This is the attire worn by Desiree Rogers in either 1988 or 2000 when she reined as Zulu's Queen.  Yes, THAT Desiree Rogers*.  I think royalty either just stands or sits. For the life of me, I don't see how they can walk with all that weight on their shoulders!

I'm now leaving New Orleans; here's one more smile!

*Desiree Rogers, The White House Social Secretary for the Obama Administration.

NEW ORLEANS, The Storm & The River

In August, 2005, having a 2-story home with a roof intact was a godsend.  Now what?
Pilings such as these are an essential element of foundations of Lower Ninth Ward homes.  Now what?
Fats Domino chose to live in the Lower Ninth Ward a few blocks from where he was born, surrounded by lifelong friends and family.  He lost everything, has rebuilt this home, but because of his wife's health, now just uses it as an office.
Fats' next door neighbor.

The destruction here is utterly heartbreaking.  But also noteworthy is the sad loss of commercial infrastructure: gas stations, hardware and grocery stores; the absence of schools, churches, banks and medical services, understandable I suppose since, as of five months ago, only 11% of its original 14,000 residents have returned.  The Lower Ninth was a working class neighborhood, not a slum, and when I visited, there was very little evidence of any attempt to rebuild this community.  Moreover, it was most distressing to drive through the Gentilly Neighborhood and see new roofs, sparkling unshuttered windows, spanking-new stonework and repaired driveways and foundations, the complete absence of FEMA trailers and a neighborhood almost completely restored.  Not so in the Lower Ninth.
A Brad Pitt house, environmentally friendly and energy efficient.  Good on you Brad baby!!  But there just aren't enough of them.
And such strange shapes.
This is called armoring, on a very small scale.  To contain erosion, the COE proposes armoring entire backsides of canals.
The light colored cement is where the canal breached the sea wall.  Our guide said it was the canals, not the levees, that failed and flooded the Lower Ninth Ward.
My simpleton's understanding of the purpose of this pump station on the edge of Lake Pontchartrain, is to pump water out of New Orleans city streets into the canals and ultimately into the lake. 

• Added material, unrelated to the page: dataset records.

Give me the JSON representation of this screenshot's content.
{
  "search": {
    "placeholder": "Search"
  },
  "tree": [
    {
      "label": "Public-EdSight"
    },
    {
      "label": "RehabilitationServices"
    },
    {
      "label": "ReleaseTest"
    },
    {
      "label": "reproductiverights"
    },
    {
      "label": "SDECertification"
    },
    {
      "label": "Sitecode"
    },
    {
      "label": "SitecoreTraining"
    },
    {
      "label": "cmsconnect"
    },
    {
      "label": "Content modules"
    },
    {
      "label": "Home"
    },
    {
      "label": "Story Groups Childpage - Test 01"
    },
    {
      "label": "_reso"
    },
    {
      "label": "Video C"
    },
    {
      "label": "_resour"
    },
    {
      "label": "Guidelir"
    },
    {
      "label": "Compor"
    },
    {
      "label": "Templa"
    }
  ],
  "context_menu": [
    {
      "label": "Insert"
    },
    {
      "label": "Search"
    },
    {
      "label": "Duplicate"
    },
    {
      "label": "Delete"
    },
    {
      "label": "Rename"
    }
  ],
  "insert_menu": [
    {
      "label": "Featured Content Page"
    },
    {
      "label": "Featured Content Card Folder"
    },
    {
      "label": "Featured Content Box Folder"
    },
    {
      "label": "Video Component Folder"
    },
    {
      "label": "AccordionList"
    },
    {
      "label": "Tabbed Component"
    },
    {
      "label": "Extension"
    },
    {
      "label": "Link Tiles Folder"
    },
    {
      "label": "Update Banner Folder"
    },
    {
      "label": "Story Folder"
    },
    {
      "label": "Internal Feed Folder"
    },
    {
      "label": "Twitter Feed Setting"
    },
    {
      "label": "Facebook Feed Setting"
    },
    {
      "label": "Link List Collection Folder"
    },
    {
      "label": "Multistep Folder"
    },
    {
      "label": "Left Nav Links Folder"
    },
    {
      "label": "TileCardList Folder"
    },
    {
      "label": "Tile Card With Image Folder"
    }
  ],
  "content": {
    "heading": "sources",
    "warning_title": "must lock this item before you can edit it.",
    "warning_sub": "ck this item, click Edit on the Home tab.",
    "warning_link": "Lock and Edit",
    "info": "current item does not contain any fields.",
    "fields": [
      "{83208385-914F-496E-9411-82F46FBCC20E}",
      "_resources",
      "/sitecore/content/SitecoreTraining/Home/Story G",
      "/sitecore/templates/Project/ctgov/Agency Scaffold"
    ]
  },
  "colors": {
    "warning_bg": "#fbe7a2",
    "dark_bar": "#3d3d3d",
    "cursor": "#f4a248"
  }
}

For a better understanding of how the locks, pumps, floodgates, sea walls, levees and canals are all interwoven, you might find this Corps of Engineers website of interest:

I could sit on the banks of the Mississippi all day and not for one minute be bored. The Port of New Orleans is a general cargo port, it's a cruise port, it's the center of a global marketplace.  It has cruise and cargo terminals, marshalling yards, cold storage, fuel docks, truck traffic roadways, six railroad lines and dozens of "services" such as ship chandleries, hazardous waste, fumigating, and cleaning services.  It is the center of a 14,500 mile inland waterway system, and the Mississippi River is where 500 million tons of cargo is moved each year. Count 'em...500 MILLION TONS of cargo!!  And if you ever see a picture of a blue Mississippi River, it's probably been Photoshopped!
Tugs tug, tugs snug, tugs nudge, tugs push and pull and tow.  I love tugs!  They remind me of shepherding dogs, directing, aiming and maneuvering.
This one is pushing nine containers.

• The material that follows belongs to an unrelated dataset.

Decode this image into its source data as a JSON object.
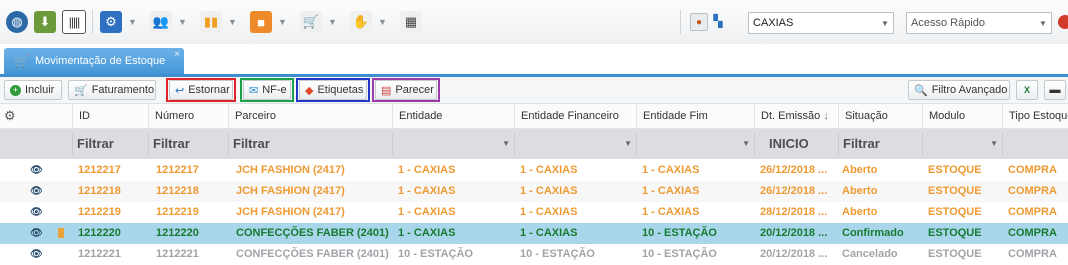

A ship from Istanbul taking on supplies.

This mighty river isn't just about mobility.  It's lined with industrial plants, refineries, docks, wharves, warehouses, parks and monuments, casinos and neighborhoods.
Petroleum Processing
Moving coal
Moving sugar

This photograph of one of New Orleans' famous above-ground cemeteries has no relevance here -- I just didn't know where else to put it!!  These cemeteries  are so famous there are specialized tours to some of them and, of course, they are haunted!